*EXERCISE DIRECTIONS*: Lines of the data that contain the word "title" are the ones to copy.

[Data entries]
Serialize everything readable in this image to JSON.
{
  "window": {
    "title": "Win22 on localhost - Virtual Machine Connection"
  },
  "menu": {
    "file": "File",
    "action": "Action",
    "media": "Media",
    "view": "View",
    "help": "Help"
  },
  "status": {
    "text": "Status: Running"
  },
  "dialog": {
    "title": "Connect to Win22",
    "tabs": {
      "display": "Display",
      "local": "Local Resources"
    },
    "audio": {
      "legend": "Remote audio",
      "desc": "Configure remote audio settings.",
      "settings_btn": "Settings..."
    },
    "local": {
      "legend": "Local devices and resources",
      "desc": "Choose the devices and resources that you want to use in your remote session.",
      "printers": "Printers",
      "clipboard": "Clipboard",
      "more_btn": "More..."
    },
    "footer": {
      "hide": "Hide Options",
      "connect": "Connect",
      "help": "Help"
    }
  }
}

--

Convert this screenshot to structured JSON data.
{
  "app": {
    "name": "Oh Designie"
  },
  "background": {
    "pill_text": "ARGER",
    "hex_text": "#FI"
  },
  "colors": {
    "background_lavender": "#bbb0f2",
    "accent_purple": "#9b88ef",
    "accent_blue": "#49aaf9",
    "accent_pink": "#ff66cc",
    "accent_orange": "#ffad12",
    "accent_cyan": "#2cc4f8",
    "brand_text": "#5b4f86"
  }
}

*RESPONSE TO THE TASK*:
    "title": "Win22 on localhost - Virtual Machine Connection"
    "title": "Connect to Win22",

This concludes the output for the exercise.